About 4-days into the trip, we arrived in Callao, Peru which is just outside of Lima. This gave us the chance to check out Lima for the day, enjoy a lunch off the boat, and head back for our departure after all the new cargo had been loaded onto the Cap Blanche. Captain Sobolev has been there many times and he recommended handful of highlights to see around the city with the help of a driver we hired for the day. Not bad, as far as big cities go. The changing of the guards at the presidential palace and some of the nicer areas like Miraflores were definitely nice to see. I figure I’ll ride my motorcycle through Peru eventually, so it was okay to see Lima so briefly this time.

(Pics: Walking back to our ship, it's pretty neat to see what this thing looks like from the outside for a change.
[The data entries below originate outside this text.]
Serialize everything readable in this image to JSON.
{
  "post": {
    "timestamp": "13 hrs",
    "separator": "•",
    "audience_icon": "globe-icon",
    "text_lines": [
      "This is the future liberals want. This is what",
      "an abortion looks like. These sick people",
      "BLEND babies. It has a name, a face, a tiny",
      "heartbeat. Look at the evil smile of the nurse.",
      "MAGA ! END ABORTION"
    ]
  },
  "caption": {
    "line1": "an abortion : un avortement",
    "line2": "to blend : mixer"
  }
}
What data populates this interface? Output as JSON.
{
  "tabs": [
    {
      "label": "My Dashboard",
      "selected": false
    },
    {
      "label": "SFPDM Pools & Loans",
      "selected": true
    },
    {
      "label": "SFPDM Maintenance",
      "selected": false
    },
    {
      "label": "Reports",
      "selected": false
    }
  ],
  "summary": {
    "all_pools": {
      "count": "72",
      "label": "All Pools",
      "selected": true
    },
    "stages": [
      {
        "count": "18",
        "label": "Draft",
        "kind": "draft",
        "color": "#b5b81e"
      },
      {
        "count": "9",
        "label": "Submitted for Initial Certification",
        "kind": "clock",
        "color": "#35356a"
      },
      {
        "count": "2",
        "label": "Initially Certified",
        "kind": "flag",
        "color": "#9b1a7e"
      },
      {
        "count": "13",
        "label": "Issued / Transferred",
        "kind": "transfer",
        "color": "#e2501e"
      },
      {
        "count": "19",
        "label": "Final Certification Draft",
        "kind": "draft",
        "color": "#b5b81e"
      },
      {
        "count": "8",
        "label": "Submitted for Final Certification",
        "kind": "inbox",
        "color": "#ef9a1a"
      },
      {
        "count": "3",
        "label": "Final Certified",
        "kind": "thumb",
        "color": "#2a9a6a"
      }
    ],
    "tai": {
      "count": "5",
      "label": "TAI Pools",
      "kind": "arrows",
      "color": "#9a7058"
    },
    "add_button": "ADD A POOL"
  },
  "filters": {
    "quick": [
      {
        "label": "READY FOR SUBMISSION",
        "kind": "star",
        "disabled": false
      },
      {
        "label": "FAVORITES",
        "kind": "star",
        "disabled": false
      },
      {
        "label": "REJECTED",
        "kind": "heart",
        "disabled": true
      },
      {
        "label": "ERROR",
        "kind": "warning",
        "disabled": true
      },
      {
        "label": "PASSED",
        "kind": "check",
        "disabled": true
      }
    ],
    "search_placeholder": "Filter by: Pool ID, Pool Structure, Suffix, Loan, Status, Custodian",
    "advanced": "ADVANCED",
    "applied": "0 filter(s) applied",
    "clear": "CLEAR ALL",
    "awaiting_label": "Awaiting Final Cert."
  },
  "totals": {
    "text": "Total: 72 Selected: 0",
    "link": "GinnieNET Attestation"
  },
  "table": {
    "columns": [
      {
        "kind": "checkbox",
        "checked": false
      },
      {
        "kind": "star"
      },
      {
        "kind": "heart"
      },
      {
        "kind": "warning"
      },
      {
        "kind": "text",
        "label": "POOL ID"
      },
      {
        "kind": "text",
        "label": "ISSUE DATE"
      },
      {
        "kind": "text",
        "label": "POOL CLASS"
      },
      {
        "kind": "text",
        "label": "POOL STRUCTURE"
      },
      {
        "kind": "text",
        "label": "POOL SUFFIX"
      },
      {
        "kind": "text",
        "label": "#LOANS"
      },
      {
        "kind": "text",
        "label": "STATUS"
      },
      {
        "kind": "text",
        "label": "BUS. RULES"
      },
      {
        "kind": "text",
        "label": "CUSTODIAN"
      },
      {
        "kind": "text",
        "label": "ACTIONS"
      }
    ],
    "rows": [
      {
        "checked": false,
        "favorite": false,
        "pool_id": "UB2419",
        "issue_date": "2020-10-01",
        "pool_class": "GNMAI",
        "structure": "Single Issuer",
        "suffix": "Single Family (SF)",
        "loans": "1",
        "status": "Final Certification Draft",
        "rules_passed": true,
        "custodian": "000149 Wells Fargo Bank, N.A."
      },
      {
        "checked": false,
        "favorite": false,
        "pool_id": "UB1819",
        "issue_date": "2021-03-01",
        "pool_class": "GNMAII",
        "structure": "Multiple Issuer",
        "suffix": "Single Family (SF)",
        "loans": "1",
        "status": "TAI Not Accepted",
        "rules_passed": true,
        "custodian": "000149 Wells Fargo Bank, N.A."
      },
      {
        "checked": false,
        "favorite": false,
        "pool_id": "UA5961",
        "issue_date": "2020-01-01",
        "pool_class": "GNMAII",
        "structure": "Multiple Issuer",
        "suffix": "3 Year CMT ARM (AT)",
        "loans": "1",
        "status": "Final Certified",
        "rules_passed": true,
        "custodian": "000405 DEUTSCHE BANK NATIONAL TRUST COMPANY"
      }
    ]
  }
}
Pretty amazing, the things man can build.)
Back on the ship for about 4 more days, we continued to find new ways to entertain ourselves. A bit more reading and movie-watching from the ship’s DVD collection helped us get through the remainder of the trip, and I even had a late-night lesson on how to properly consume a pisco-sour from what I think was passion fruit. We wiggled our way along the coast of Peru, eventually making it to the port of Valparaiso, Chile on the afternoon of January 31st where we had to wait for the Queen Mary 2 to get out of the way so we could take her spot on the pier. It was fun to see that enormous ship and all the passengers out on the deck passing us by.

On our last night out at sea, Captain Sobolev showed me some amazing photographs he was given by a friend that collects WWII photographs. The collector had trained under the captain, and shared with him these rarely seen photos that families all over Germany had sent in to build his collection of naval photos. It was amazing to see all those young faces of soldiers that lost their lives and then learn that the average U-boat saw only 2.2 missions. Some U-boats of course, only saw their first. (That's Captain Sobolev below.)
In his office, Captain also told me the story behind the name of the ship we were on as “Cap Blanche” is only a temporary name. This boat is one of 15 ships in a fleet owned by a vessel-leasing company called Harmstorf, Inc. It turns out that the owner of Harmstorf has quite a passion for Pablo Picasso’s work, so each ship in his fleet is named after different girls in Picasso’s various masterpieces. This particular ship is only temporarily being called “Cap Blanche” while Hamburg-Sud leases it from Harmstorf for a 5-year term, and at the end of this lease, its original name will be re-painted onto the usual spots along its hull. In an amazing coincidence, the original name of the ship is one that’s quite special to me.

What would you guess the ship's real name is? (Switch to Forrest Gump’s voice.) “There was only one name I could think of. The most beautiful name in the whole wide world.”

I kid you not. Thousands of boats on the ocean and this one has the same unique spelling as my rare and unique mother, Jeanne. And to think...I almost left the ship after 10 days without discovering this!